Almost one in five patients with COVID-19 may only show gastrointestinal symptoms, according to a review of academic studies published in the journal Abdominal Radiology. The findings of the review suggest abdominal radiologists need to remain vigilant during the pandemic while imaging patients.

Gastrointestinal symptoms associated with COVID-19 vary widely but can include loss of appetite, nausea, vomiting, diarrhea and generalized abdominal pain. The researchers who conducted the review report that 18 per cent of patients presented with such symptoms, while 16 per cent of COVID-19 cases may only present with gastrointestinal symptoms.

“There's a growing amount of literature showing that abdominal symptomatology is a common presentation for COVID-19,” said Mitch Wilson, a radiologist and clinical lecturer at the University of Alberta.

The researchers, who also included Gavin Low, associate professor of radiology and diagnostic imaging, and medical student Kevin Lui, examined findings from 36 studies published through July 15 to reach their conclusions. 

In addition to gastrointestinal symptoms, they also determined potential signs radiologists should look for while conducting abdominal imaging that could be evidence of COVID-19 infection.
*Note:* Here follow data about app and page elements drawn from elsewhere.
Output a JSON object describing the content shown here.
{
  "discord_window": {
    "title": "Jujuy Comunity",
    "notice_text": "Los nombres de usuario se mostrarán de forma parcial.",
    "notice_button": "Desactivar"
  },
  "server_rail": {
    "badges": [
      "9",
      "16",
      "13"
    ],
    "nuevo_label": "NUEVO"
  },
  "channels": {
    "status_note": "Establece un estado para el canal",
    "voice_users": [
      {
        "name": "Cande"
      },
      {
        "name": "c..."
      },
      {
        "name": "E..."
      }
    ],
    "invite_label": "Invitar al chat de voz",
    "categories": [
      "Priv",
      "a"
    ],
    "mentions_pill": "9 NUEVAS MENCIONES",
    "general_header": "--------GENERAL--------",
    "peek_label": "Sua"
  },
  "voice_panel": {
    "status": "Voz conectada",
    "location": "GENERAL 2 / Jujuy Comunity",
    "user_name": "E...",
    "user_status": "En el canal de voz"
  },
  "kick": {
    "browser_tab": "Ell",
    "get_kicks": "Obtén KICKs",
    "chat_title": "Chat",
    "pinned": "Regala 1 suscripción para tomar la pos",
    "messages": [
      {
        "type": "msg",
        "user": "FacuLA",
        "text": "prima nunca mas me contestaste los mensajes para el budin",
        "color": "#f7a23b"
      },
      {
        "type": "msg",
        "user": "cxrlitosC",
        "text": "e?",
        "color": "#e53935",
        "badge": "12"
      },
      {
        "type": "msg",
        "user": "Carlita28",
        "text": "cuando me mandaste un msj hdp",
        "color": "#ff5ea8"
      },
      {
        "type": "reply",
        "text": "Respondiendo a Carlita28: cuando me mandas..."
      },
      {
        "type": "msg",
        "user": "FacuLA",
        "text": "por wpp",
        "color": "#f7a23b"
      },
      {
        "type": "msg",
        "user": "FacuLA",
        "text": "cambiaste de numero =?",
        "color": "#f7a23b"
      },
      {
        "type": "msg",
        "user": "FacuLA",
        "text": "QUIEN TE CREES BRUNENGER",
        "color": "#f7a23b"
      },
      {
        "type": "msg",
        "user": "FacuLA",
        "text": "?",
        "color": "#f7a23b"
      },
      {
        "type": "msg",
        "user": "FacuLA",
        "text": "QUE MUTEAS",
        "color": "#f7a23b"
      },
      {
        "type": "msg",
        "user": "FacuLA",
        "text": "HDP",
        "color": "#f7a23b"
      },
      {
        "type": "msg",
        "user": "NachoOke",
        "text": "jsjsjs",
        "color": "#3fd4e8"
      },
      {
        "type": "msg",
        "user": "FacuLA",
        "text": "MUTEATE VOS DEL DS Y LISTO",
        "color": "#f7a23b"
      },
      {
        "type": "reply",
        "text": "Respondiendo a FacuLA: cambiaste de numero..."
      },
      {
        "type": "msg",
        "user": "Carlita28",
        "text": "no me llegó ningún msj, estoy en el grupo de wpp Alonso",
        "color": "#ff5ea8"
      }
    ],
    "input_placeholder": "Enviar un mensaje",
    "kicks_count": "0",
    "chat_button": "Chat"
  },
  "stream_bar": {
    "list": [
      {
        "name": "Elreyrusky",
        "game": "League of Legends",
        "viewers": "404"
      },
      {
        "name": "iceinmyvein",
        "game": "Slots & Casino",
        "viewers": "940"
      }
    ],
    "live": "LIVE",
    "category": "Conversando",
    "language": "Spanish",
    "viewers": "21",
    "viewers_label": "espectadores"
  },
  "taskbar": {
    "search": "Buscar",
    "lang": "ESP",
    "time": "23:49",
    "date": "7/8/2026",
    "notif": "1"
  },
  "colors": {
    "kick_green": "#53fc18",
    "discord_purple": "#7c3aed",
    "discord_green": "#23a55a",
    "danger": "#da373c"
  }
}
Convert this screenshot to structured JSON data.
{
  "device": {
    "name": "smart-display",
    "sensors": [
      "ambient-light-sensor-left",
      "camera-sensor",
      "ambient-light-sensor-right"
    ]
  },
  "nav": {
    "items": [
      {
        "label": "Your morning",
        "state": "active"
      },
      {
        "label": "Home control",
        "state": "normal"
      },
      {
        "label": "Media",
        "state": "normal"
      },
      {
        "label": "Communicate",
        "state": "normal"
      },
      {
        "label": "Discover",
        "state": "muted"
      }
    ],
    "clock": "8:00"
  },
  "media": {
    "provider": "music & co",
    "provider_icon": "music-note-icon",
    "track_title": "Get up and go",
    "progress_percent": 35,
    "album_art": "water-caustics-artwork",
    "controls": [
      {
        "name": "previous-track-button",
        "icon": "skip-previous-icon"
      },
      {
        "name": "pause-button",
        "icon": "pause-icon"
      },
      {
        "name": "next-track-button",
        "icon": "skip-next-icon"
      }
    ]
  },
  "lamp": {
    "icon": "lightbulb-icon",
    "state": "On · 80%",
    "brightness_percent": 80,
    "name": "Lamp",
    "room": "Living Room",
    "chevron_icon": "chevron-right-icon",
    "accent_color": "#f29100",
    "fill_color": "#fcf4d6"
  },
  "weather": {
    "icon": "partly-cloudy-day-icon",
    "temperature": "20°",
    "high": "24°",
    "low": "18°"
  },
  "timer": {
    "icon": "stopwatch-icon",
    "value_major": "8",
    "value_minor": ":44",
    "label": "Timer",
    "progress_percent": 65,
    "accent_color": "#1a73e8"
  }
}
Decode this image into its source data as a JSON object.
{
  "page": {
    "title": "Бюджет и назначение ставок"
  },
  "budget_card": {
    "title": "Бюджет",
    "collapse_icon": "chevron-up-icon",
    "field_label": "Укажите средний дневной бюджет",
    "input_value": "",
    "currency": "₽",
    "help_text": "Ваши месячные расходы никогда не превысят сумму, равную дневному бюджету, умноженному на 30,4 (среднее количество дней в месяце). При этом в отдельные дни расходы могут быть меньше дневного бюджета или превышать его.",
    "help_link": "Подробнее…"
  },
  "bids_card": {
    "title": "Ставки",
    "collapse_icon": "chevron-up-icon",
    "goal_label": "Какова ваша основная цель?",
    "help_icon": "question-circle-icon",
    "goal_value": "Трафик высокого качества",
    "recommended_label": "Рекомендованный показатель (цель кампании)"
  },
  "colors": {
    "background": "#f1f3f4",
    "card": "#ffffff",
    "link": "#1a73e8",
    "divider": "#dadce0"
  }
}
Those signs include inflammation of the small and large bowel, air within the bowel wall (pneumatosis) and bowel perforation (pneumoperitoneum). The signs are quite rare, said the researchers, and could indicate patients with advanced disease. 

“Seeing these things is not necessarily telling us a patient has COVID-19,” said Wilson. “It could be from a variety of potential causes. But one of those potential causes is infection from the virus, and in an environment where COVID-19 is very prevalent, it's something to consider and potentially raise as a possibility to the referring physician.”

The study, “Abdominal imaging findings in patients with SARS-CoV-2 infection: a scoping review,” was published in Abdominal Radiology.

Article courtesy of University of Alberta